═════ MATERIAL PROVIDED ═════

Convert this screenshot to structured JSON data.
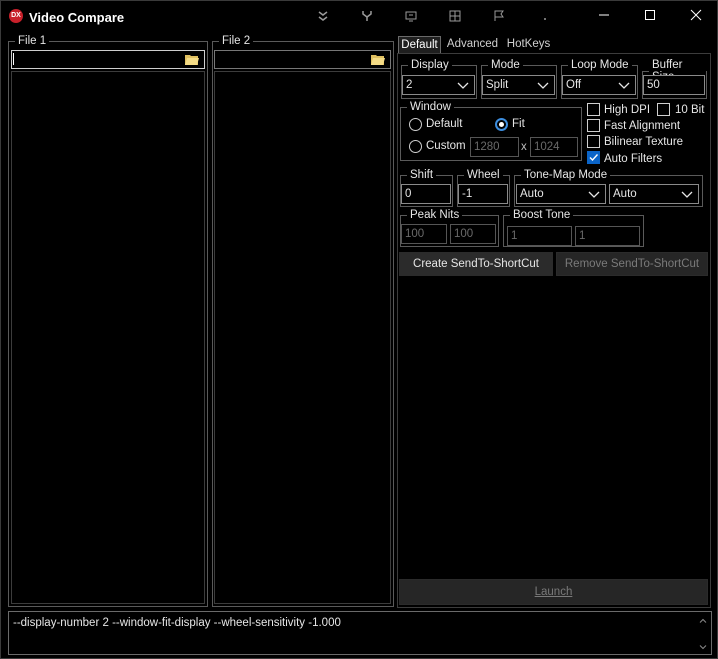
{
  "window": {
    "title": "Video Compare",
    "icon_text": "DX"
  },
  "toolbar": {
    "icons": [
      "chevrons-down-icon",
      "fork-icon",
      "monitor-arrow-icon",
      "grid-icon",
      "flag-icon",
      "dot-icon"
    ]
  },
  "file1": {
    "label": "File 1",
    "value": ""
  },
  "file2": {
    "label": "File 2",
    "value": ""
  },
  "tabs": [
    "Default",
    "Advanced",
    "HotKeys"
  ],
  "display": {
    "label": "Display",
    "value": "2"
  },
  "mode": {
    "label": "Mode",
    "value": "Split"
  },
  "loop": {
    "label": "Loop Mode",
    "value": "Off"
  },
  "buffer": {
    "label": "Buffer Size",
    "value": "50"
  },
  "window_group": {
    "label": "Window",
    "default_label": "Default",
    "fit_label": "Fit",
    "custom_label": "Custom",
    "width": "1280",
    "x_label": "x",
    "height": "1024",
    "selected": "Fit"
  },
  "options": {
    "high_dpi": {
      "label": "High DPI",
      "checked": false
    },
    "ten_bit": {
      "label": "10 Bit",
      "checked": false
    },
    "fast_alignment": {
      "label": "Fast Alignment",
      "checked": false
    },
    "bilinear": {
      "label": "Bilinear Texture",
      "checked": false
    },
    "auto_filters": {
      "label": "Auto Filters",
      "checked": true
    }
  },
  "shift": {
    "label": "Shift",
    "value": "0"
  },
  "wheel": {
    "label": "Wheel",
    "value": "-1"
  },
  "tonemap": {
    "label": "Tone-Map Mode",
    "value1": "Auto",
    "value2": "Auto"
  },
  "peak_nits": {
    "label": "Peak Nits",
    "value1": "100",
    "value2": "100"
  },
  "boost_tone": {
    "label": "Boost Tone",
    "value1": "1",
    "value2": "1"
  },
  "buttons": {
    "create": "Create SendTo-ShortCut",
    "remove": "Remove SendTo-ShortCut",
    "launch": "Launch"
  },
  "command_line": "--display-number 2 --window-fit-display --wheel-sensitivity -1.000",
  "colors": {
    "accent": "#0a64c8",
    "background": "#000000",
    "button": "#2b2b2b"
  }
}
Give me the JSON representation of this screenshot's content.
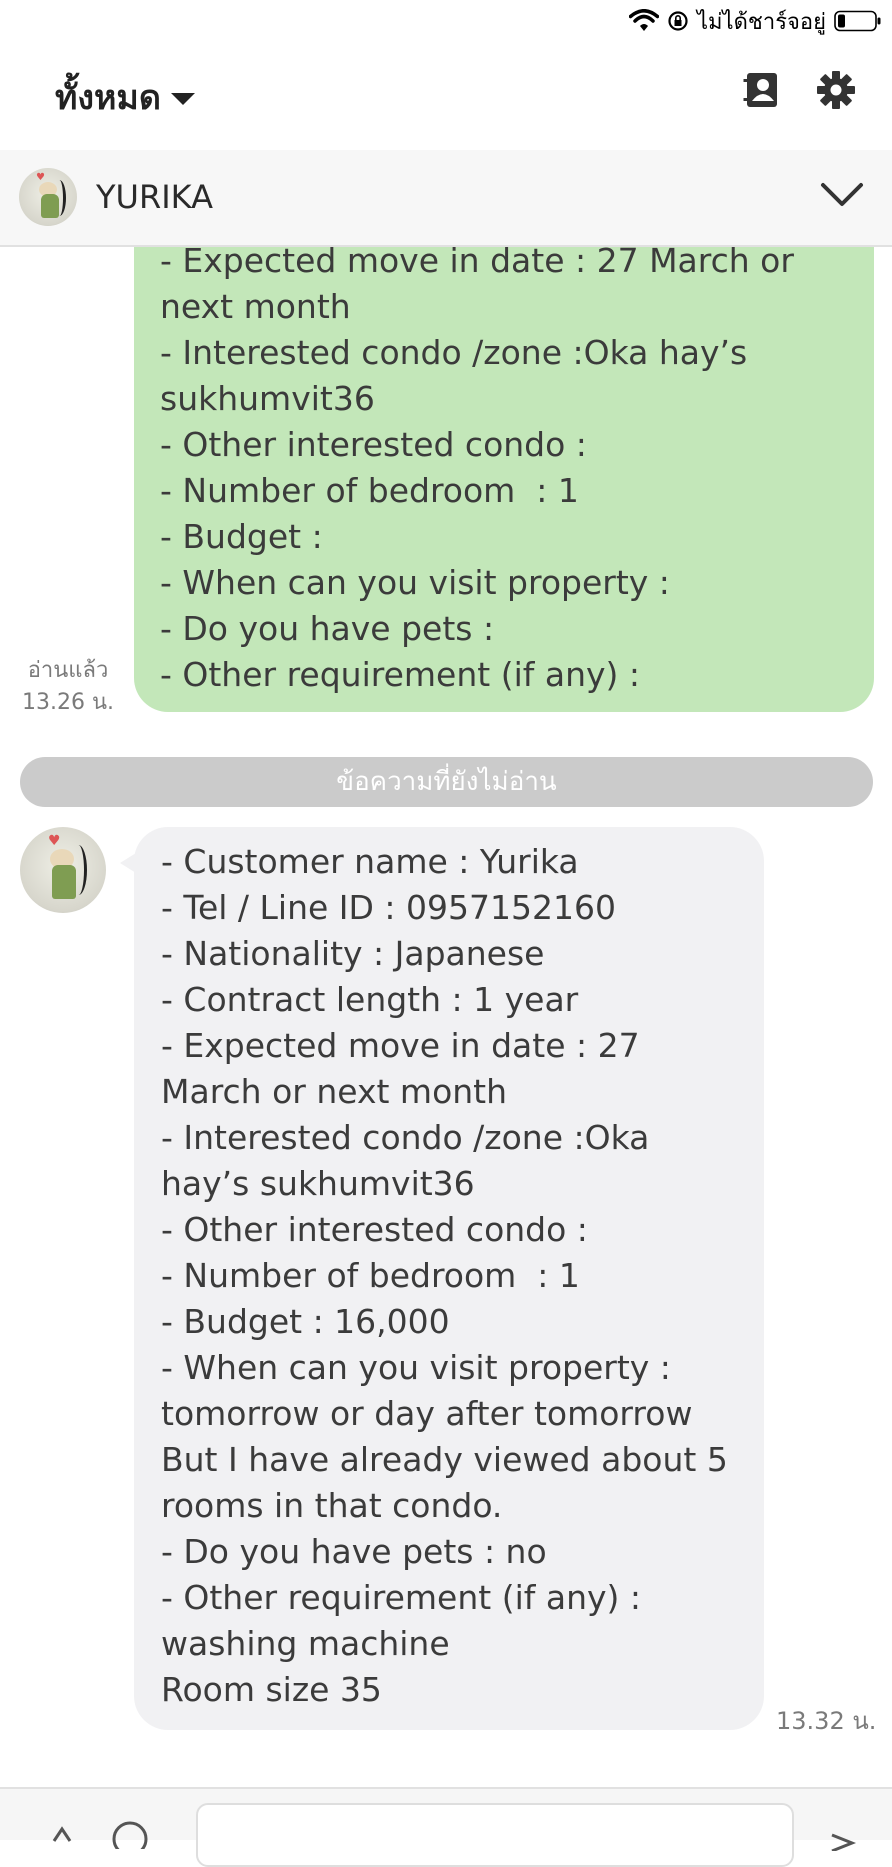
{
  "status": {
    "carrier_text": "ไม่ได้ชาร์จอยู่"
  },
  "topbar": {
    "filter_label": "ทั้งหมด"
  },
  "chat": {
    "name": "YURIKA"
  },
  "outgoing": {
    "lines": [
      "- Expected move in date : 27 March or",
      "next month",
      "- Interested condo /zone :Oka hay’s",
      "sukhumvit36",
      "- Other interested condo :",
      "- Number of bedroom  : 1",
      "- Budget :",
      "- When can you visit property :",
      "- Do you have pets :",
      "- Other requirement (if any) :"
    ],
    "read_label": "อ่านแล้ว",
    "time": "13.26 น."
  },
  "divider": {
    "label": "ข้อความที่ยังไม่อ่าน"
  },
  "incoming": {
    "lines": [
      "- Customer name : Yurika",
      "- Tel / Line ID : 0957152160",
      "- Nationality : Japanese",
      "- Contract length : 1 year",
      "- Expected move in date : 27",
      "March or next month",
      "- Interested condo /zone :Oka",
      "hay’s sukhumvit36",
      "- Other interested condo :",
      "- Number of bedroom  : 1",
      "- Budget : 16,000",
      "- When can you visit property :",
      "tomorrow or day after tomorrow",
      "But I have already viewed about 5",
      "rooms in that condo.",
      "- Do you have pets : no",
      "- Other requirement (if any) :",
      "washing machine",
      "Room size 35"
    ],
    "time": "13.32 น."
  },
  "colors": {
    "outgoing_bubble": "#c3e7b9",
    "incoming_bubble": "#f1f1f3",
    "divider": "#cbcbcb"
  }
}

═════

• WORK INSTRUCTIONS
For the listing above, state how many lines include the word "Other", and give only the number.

• OUTPUT
4